Following a comprehensive survey of more than 100 stakeholders in the African aviation industry, SITA has confirmed the delivery of data to ICAO on the capacity and demand for aviation training in Africa.
The online database was developed at the request of the International Civil Aviation Organization (ICAO). It is part of the comprehensive regional implementation plan for aviation safety in Africa (Africa-Indian Ocean (AFI) Plan), which addresses the concerns expressed by the ICAO Council regarding the safety status of aircraft operations in the AFI region. The database was prepared by SITA with the assistance of air traffic management consultancy, Helios.
The SITA / Helios team worked closely with the AFI training experts working group to design a survey to assess the aviation training needs and resources of the Continent and collected data to inform future roadmaps for training harmonisation.
Rob Watkins, SITA regional vice president, Africa, speaking at the ICAO regional seminar in Mozambique, said: “This survey has been a significant undertaking. More than 100 detailed responses were gathered from training organisations, regulators, air navigation service providers, airlines and maintenance organisations across Africa.
“SITA’s in-country experts ensured that a wide cross section of stakeholders responded to the survey, guaranteeing that the information gathered will be put to good use to help improve aviation safety in Africa. SITA’s contribution demonstrates our commitment and dedication to the air transport community in Africa.”
From the surveys and face-to-face consultations, key themes on training availability and harmonisation across Africa were identified and presented to the AFI training experts working group. These included discussion on syllabus development, regional coordination and information sharing.

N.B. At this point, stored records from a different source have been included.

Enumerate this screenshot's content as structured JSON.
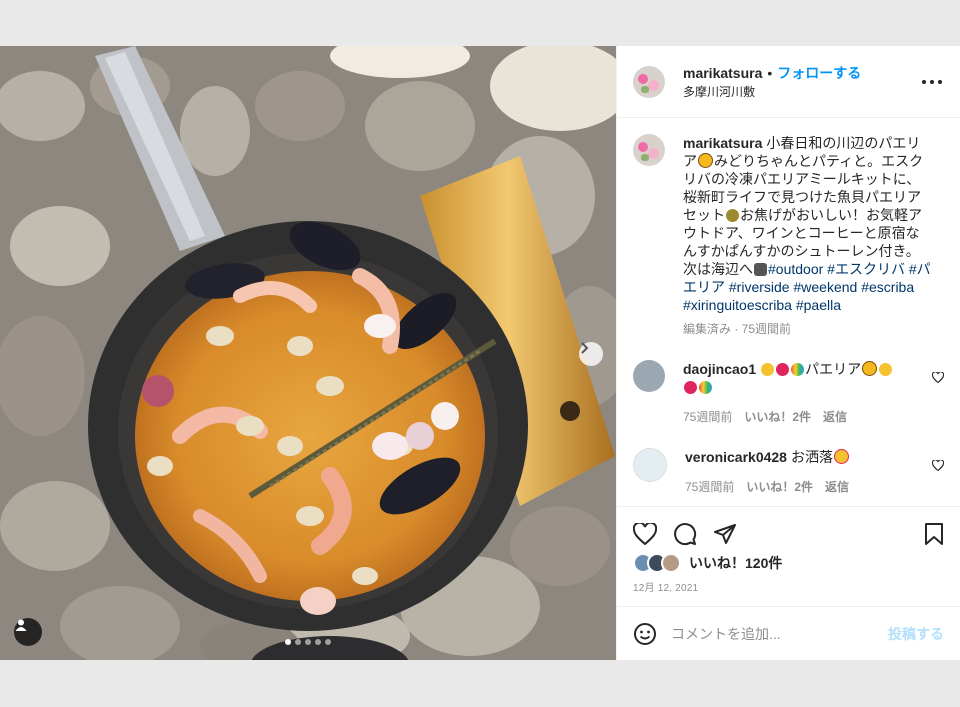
{
  "header": {
    "username": "marikatsura",
    "separator": "•",
    "follow_label": "フォローする",
    "location": "多摩川河川敷",
    "more_icon": "more-horizontal-icon"
  },
  "caption": {
    "username": "marikatsura",
    "text_1": "小春日和の川辺のパエリア",
    "text_2": "みどりちゃんとパティと。エスクリバの冷凍パエリアミールキットに、桜新町ライフで見つけた魚貝パエリアセット",
    "text_3": "お焦げがおいしい！お気軽アウトドア、ワインとコーヒーと原宿なんすかぱんすかのシュトーレン付き。次は海辺へ",
    "hashtags": [
      "#outdoor",
      "#エスクリバ",
      "#パエリア",
      "#riverside",
      "#weekend",
      "#escriba",
      "#xiringuitoescriba",
      "#paella"
    ],
    "meta": "編集済み · 75週間前"
  },
  "comments": [
    {
      "username": "daojincao1",
      "text": "パエリア",
      "time": "75週間前",
      "likes": "いいね！2件",
      "reply": "返信"
    },
    {
      "username": "veronicark0428",
      "text": "お洒落",
      "time": "75週間前",
      "likes": "いいね！2件",
      "reply": "返信"
    }
  ],
  "actions": {
    "like_icon": "heart-icon",
    "comment_icon": "comment-icon",
    "share_icon": "send-icon",
    "save_icon": "bookmark-icon",
    "likes_label": "いいね！120件",
    "date": "12月 12, 2021"
  },
  "add_comment": {
    "placeholder": "コメントを追加...",
    "post_label": "投稿する"
  },
  "carousel": {
    "total": 5,
    "active": 1
  },
  "colors": {
    "accent": "#0095f6",
    "hashtag": "#00376b",
    "muted": "#8e8e8e"
  }
}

Recommendations and an action plan for harmonising aviation training in Africa were adopted at the Pan-African Aviation Training Coordination Conference held in Cairo, where over 30 African states were represented.